### What you need to do
An exact restatement of the data below, with the pictures removed, is the required answer.

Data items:
══════

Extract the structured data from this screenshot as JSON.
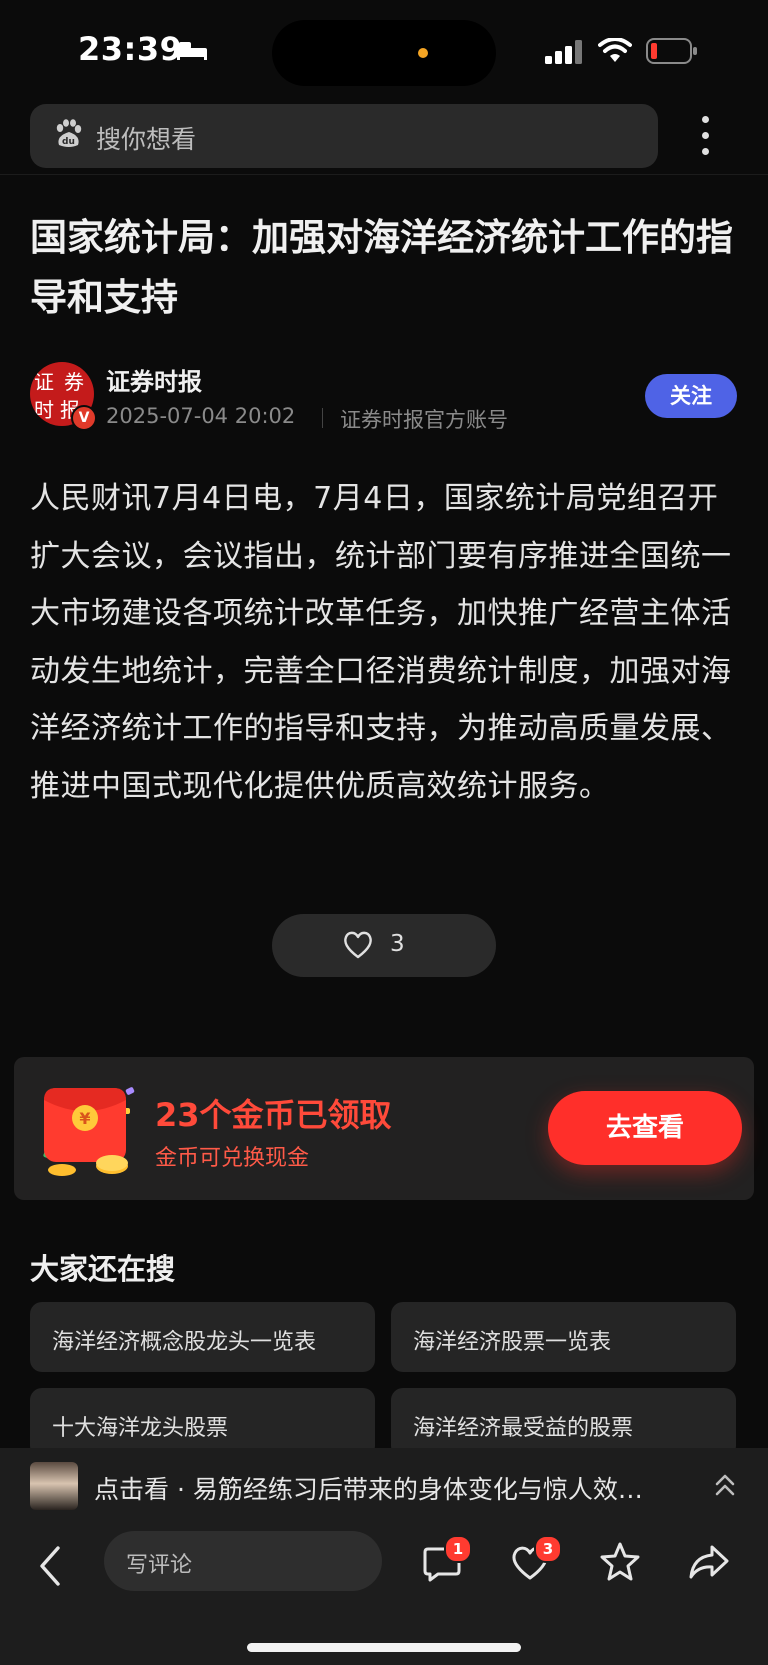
{
  "status_bar": {
    "time": "23:39"
  },
  "search": {
    "placeholder": "搜你想看"
  },
  "article": {
    "title": "国家统计局：加强对海洋经济统计工作的指导和支持",
    "author": "证券时报",
    "date": "2025-07-04 20:02",
    "source": "证券时报官方账号",
    "follow_label": "关注",
    "avatar_chars": [
      "证",
      "券",
      "时",
      "报"
    ],
    "body": "人民财讯7月4日电，7月4日，国家统计局党组召开扩大会议，会议指出，统计部门要有序推进全国统一大市场建设各项统计改革任务，加快推广经营主体活动发生地统计，完善全口径消费统计制度，加强对海洋经济统计工作的指导和支持，为推动高质量发展、推进中国式现代化提供优质高效统计服务。",
    "like_count": "3"
  },
  "coin_card": {
    "title": "23个金币已领取",
    "subtitle": "金币可兑换现金",
    "button": "去查看",
    "envelope_symbol": "¥"
  },
  "related": {
    "heading": "大家还在搜",
    "items": [
      "海洋经济概念股龙头一览表",
      "海洋经济股票一览表",
      "十大海洋龙头股票",
      "海洋经济最受益的股票"
    ]
  },
  "promo": {
    "text": "点击看 · 易筋经练习后带来的身体变化与惊人效…"
  },
  "toolbar": {
    "comment_placeholder": "写评论",
    "comment_badge": "1",
    "like_badge": "3"
  },
  "colors": {
    "background": "#0b0b0b",
    "accent_blue": "#4f63e6",
    "coin_red": "#ff2f2a"
  }
}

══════

### Completed task
Extract the structured data from this screenshot as JSON.
{
  "status_bar": {
    "time": "23:39"
  },
  "search": {
    "placeholder": "搜你想看"
  },
  "article": {
    "title": "国家统计局：加强对海洋经济统计工作的指导和支持",
    "author": "证券时报",
    "date": "2025-07-04 20:02",
    "source": "证券时报官方账号",
    "follow_label": "关注",
    "avatar_chars": [
      "证",
      "券",
      "时",
      "报"
    ],
    "body": "人民财讯7月4日电，7月4日，国家统计局党组召开扩大会议，会议指出，统计部门要有序推进全国统一大市场建设各项统计改革任务，加快推广经营主体活动发生地统计，完善全口径消费统计制度，加强对海洋经济统计工作的指导和支持，为推动高质量发展、推进中国式现代化提供优质高效统计服务。",
    "like_count": "3"
  },
  "coin_card": {
    "title": "23个金币已领取",
    "subtitle": "金币可兑换现金",
    "button": "去查看",
    "envelope_symbol": "¥"
  },
  "related": {
    "heading": "大家还在搜",
    "items": [
      "海洋经济概念股龙头一览表",
      "海洋经济股票一览表",
      "十大海洋龙头股票",
      "海洋经济最受益的股票"
    ]
  },
  "promo": {
    "text": "点击看 · 易筋经练习后带来的身体变化与惊人效…"
  },
  "toolbar": {
    "comment_placeholder": "写评论",
    "comment_badge": "1",
    "like_badge": "3"
  },
  "colors": {
    "background": "#0b0b0b",
    "accent_blue": "#4f63e6",
    "coin_red": "#ff2f2a"
  }
}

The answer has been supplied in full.